In the United States, the richest 400 people own more collective wealth than the bottom 150 million. As historian and writer Gar Alperovitz puts it, this is quite literally medieval. America's distribution of wealth is controlled by corporations and the extremely wealthy—if there is to be real social change, this gaping inequality needs to be addressed and radically altered. The people need to take the pain of the laborers affected by politicians such as Governor Scott Walker and unite around this as something to replace with progressive reforms.
Attendees of the Democracy Convention in Madison in late August were treated to panels on a host of different issues, from democratic media to racial inequality. The Center for Media and Democracy was one of the sponsors of the convention, and our own Lisa Graves and Brendan Fischeraddressed democracy activists.
For some, there wasn’t a better venue for America’s first Democracy Convention than the in-your-face capitol of local democracy, Madison, Wisconsin — a state with a long history of progressive sensibilities. Earlier this years thousands of protesters converged upon the capitol in response to Gov. Scott Walker and the Republican legislative majority’s decision to end collective bargaining for public employees — a fight that is not over and one leading to a test of Walker’s reelection capability.
Clad in a tiara, long dress and sash reading "Do You Miss Democracy?" Mary Zepernick approached a table at the Memorial Union Terrace Saturday night with a question clearly on her mind. "Do you miss democracy?" she asked the group. "I do."
It was a bit of street theater, Zepernick, 71, explained the next day in a phone interview. "It's a way to catch the attention of people, to just shake up their minds a little."
Say what you want about Take Back the Land-Madison, whose members have occupied a handful of foreclosed properties to protest public policies that put families out on the street.

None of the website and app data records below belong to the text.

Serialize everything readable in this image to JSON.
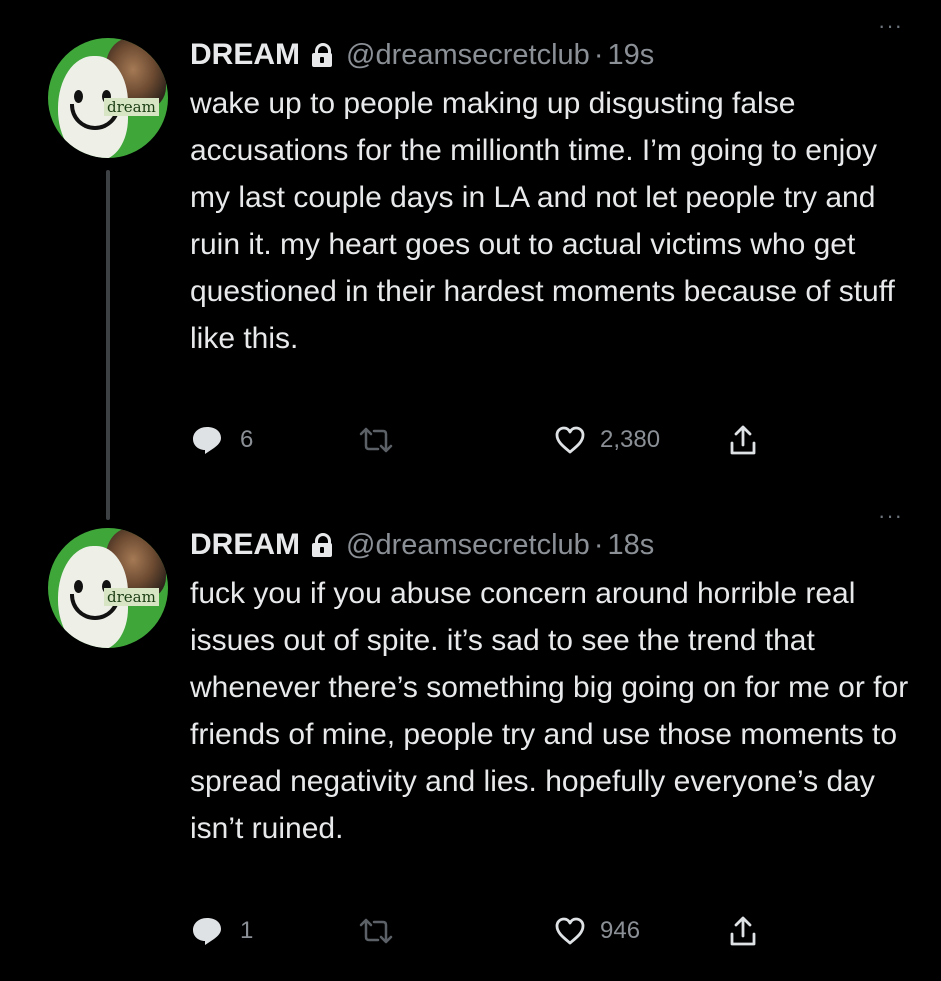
{
  "tweets": [
    {
      "display_name": "DREAM",
      "handle": "@dreamsecretclub",
      "separator": "·",
      "time": "19s",
      "avatar_label": "dream",
      "text": "wake up to people making up disgusting false accusations for the millionth time. I’m going to enjoy my last couple days in LA and not let people try and ruin it. my heart goes out to actual victims who get questioned in their hardest moments because of stuff like this.",
      "replies": "6",
      "likes": "2,380",
      "more": "···"
    },
    {
      "display_name": "DREAM",
      "handle": "@dreamsecretclub",
      "separator": "·",
      "time": "18s",
      "avatar_label": "dream",
      "text": "fuck you if you abuse concern around horrible real issues out of spite. it’s sad to see the trend that whenever there’s something big going on for me or for friends of mine, people try and use those moments to spread negativity and lies. hopefully everyone’s day isn’t ruined.",
      "replies": "1",
      "likes": "946",
      "more": "···"
    }
  ],
  "colors": {
    "background": "#000000",
    "text": "#e7e9ea",
    "muted": "#8b9096",
    "thread_line": "#3e4144",
    "avatar_green": "#3fa63a"
  },
  "icons": [
    "lock-icon",
    "more-icon",
    "reply-icon",
    "retweet-icon",
    "like-icon",
    "share-icon"
  ]
}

Their tactics are audacious, if nothing else. It's a brand of activism with the power to rally the allies and antagonize opponents.
Labor supporters go from the streets and into breakout sessions at the Democracy Convention in Madison. Mayor Paul Soglin kicked off the event reflecting on this year’s massive protests and continued fight against changes by Governor Walker and the Republican majority. He says until then the public was not paying enough attention.
“We cannot rest and assume that others are going to take care of our society,” says Soglin.
There may be no other convention where you can learn about the history of civil disobedience, go to a class called Organizing 101, and discuss how to make a general strike succeed.
The first ever Democracy Convention will be held in Madison Wednesday through Sunday.
"It's the first national gathering in my lifetime that has focused on the underlying question of who rules," said Ben Manski, former co-chair of the Green Party of the U.S. and an event organizer. "[It] is not just interested in criticizing the lack of democracy in the United States but is devoted toward strengthening the movement to achieve the American promise of democracy."
The first Democracy Convention got under way Wednesday, and the five-day gathering is expected to draw up to 1,000 political and social activists from across the country.
The convention brought together at least two generations of left-wing activists ready to hash out such issues as voting rights, access to education and U.S. constitutional reform.
Tom Hayden, a key figure in anti-war demonstrations during the Vietnam era, was among the scheduled keynote speakers. The convention was organized by Ben Manski, a 37-year-old Madison attorney and former co-chairman of the national Green Party.